Slippery tracks have been blamed for an accident in which a Brisbane passenger train crashed into a station, but investigators will still look at its brakes.
A preliminary report by the Australian Transport Safety Bureau (ATSB) on Wednesday found a black spot - a section of track covered with contaminants such as wet leaves, wood, rust, and oil or lubricants - caused the accident.
Fifteen people on board the train and four people at Cleveland station were lucky to escape serious injury when the train ploughed into the station house on January 31, all but destroying the toilets.
Several people suffered minor injuries.
ATSB chief commissioner Martin Dolan says investigators will also look at the train's brakes to determine if they were properly designed for the conditions.

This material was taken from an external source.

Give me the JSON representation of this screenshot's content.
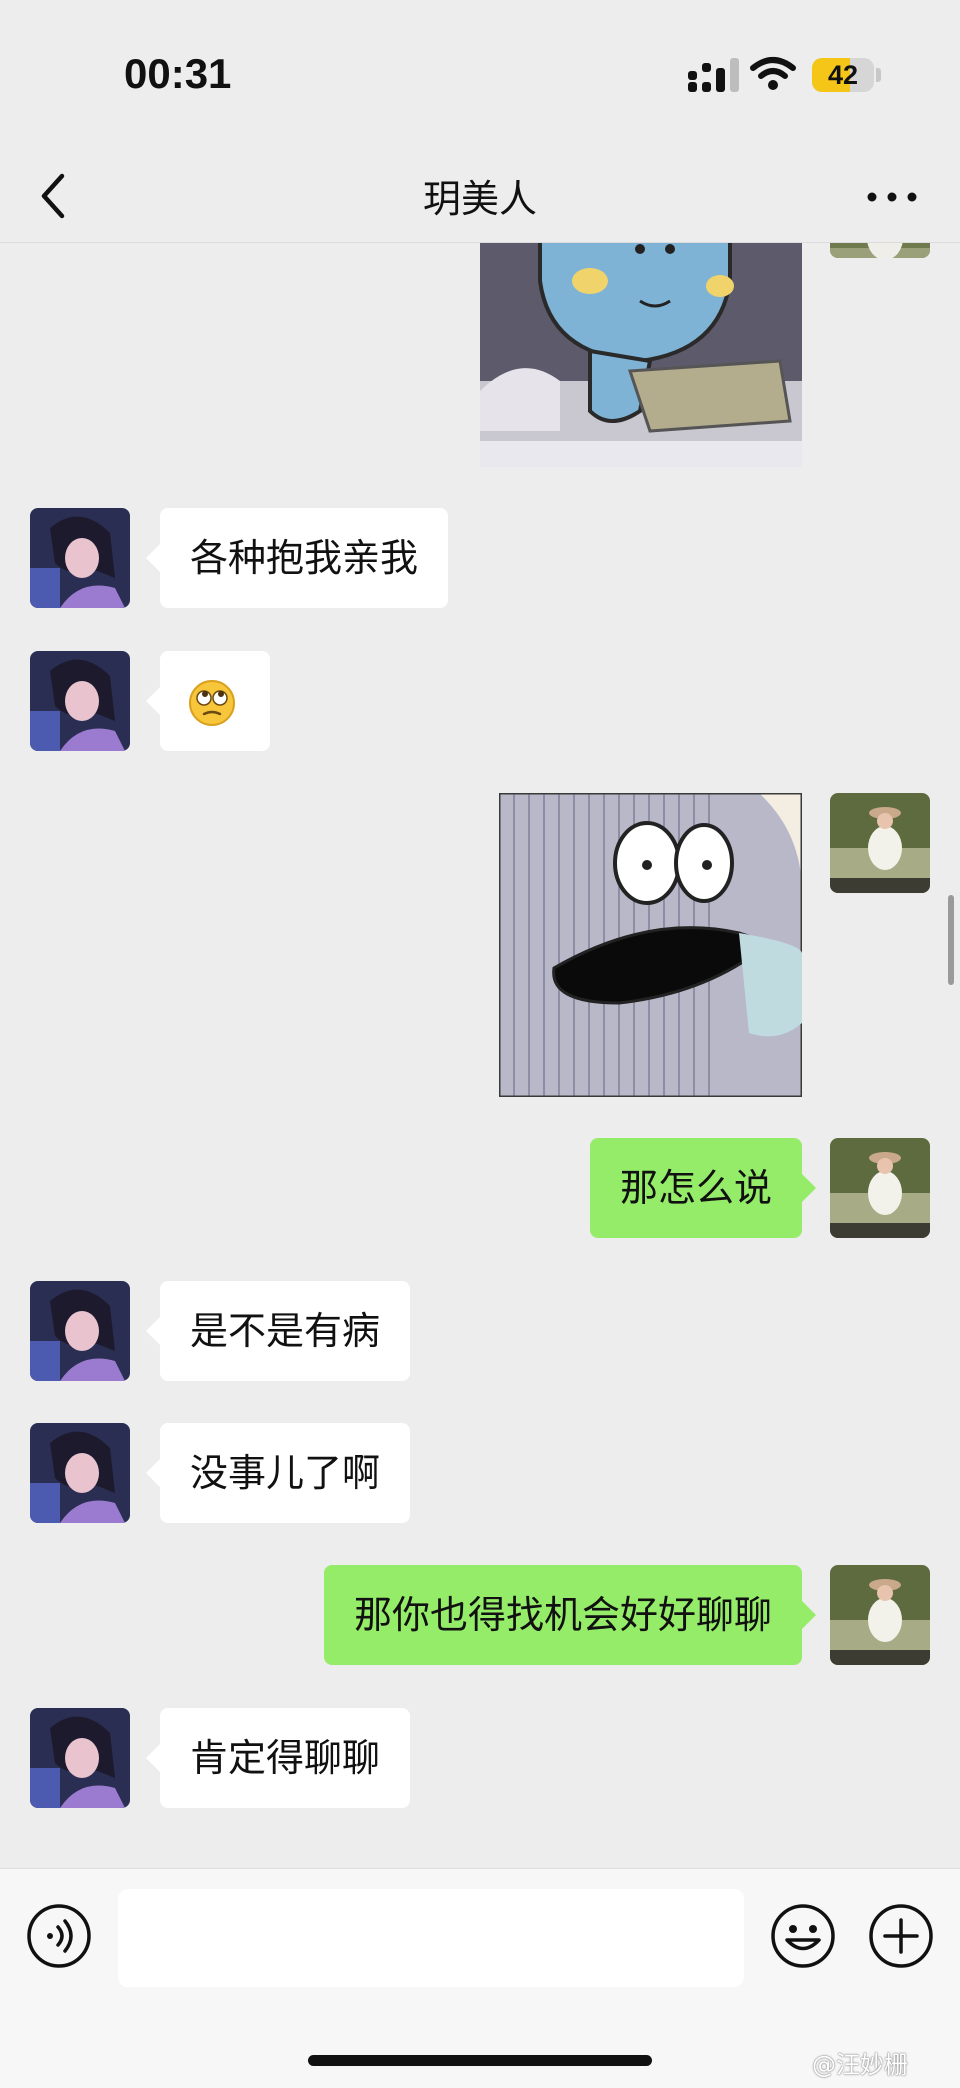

"The driver put the brakes on, and all the brakes worked, it's just that the wheels didn't have enough grip on the track to give them full effect," he told AAP.
"It's something that needs to be checked in a bit more detail."
The commissioner said older trains tended to have tread brakes, like bicycle brakes, which cleaned the wheels as they braked.
The train involved in the accident had newer disc brakes.
"They are more efficient at applying pressure to the wheels, but don't clean them if they've got slippery goo on them," Mr Dolan said.
"While we don't want to speculate too much, tread brakes might have reduced the risk of an accident like this happening."
The ATSB will also look into the train's anti-slip mechanism, which did not work properly before the crash.
The final report on the accident is due by the end of this year.
Queensland Transport Minister Scott Emerson said the report was a wake up call for Queensland Rail, but as there had been no catastrophic brake failure the government would focus on inspecting tracks for black spots.
"QR will now look to identify black spots where potentially this could happen," he told reporters.
Drivers will also be trained to handle such emergencies.